* What the task asks *
Pick out each line of the records in which the word "content" appears.
START Data under study
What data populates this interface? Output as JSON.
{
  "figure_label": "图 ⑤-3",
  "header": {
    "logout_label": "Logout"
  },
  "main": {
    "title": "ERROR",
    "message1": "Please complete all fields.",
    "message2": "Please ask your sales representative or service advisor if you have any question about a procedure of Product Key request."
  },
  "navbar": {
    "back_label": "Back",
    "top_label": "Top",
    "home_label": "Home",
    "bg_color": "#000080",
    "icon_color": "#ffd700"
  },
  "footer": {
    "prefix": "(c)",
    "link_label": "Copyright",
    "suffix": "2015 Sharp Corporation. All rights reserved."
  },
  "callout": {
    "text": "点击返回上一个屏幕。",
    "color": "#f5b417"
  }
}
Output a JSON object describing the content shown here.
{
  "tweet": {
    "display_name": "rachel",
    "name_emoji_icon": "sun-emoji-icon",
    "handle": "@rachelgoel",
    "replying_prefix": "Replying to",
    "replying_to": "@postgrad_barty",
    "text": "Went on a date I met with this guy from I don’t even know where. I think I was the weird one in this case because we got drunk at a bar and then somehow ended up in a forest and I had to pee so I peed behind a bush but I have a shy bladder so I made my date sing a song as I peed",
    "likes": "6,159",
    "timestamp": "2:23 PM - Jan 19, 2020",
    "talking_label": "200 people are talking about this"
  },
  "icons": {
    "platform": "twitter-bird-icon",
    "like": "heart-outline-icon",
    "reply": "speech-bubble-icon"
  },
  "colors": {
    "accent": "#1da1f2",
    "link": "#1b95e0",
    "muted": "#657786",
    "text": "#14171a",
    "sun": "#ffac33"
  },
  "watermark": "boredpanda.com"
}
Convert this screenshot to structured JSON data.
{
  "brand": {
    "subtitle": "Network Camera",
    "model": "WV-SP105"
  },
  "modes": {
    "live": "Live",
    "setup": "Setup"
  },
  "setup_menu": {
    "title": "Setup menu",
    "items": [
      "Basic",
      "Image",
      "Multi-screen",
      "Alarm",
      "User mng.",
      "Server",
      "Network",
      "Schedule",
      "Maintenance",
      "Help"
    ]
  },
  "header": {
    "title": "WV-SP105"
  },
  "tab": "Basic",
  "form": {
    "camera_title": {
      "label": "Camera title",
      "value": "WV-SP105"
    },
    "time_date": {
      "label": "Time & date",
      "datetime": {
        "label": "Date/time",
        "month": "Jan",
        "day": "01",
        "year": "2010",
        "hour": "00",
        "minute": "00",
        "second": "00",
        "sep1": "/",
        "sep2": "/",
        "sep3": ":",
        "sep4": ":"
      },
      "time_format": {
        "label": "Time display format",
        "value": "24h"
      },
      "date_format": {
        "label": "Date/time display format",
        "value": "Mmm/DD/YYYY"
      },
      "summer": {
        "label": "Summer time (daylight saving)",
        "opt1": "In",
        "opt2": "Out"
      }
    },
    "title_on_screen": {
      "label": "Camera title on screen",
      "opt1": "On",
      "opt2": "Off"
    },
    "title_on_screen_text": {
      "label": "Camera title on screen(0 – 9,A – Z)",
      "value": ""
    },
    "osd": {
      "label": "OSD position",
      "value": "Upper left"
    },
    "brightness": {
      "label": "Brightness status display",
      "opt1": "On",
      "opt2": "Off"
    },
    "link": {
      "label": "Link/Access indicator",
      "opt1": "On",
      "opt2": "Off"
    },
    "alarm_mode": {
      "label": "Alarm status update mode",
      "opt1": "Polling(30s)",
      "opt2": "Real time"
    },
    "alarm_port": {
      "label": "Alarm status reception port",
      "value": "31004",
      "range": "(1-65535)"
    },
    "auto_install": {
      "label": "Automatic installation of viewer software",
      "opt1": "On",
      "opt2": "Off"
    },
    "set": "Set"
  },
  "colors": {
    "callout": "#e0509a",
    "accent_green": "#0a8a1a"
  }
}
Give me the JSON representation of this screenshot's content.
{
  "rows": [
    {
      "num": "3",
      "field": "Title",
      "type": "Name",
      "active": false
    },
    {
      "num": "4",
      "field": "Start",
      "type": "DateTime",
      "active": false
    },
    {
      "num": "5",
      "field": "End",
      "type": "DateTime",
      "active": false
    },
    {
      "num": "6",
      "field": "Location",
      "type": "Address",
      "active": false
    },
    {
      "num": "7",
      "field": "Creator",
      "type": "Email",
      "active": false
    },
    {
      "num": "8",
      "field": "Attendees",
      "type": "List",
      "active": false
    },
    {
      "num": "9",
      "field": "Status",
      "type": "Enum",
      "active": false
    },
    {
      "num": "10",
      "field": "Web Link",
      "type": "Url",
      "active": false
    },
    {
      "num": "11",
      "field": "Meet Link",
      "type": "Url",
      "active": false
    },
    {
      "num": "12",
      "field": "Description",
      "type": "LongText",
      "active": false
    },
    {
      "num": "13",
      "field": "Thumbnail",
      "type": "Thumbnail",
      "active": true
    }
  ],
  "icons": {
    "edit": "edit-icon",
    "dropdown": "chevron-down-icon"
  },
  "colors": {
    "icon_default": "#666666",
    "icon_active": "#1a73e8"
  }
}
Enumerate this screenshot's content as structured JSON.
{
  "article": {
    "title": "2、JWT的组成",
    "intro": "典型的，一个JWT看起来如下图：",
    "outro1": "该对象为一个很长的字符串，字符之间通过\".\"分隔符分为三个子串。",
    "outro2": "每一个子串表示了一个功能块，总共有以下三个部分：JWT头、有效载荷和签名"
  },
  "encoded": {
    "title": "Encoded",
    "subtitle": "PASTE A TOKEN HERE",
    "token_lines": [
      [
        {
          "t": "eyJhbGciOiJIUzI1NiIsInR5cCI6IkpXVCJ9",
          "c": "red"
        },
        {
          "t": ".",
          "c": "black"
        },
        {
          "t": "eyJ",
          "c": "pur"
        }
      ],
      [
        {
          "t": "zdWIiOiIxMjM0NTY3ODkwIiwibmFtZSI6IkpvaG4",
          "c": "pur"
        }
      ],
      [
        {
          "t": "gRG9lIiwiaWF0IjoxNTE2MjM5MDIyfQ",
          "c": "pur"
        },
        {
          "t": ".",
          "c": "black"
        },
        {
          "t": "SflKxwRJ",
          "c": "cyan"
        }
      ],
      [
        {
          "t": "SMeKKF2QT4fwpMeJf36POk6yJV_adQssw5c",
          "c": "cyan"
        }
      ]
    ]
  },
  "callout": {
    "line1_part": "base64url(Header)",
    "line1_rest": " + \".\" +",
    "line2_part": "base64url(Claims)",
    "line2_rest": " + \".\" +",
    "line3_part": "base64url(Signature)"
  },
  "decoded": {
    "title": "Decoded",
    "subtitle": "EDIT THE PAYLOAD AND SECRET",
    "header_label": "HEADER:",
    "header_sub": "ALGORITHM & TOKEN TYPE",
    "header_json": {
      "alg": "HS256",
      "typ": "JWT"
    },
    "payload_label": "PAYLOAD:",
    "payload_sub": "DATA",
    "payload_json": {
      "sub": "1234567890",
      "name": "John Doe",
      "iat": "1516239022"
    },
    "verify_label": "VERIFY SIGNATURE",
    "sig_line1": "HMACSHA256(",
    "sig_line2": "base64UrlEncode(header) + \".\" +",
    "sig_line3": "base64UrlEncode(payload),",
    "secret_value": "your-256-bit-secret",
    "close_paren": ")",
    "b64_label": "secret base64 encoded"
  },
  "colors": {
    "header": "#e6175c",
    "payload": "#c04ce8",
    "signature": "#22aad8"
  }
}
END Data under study
* Solution for this problem *
Output a JSON object describing the content shown here.
Give me the JSON representation of this screenshot's content.
Enumerate this screenshot's content as structured JSON.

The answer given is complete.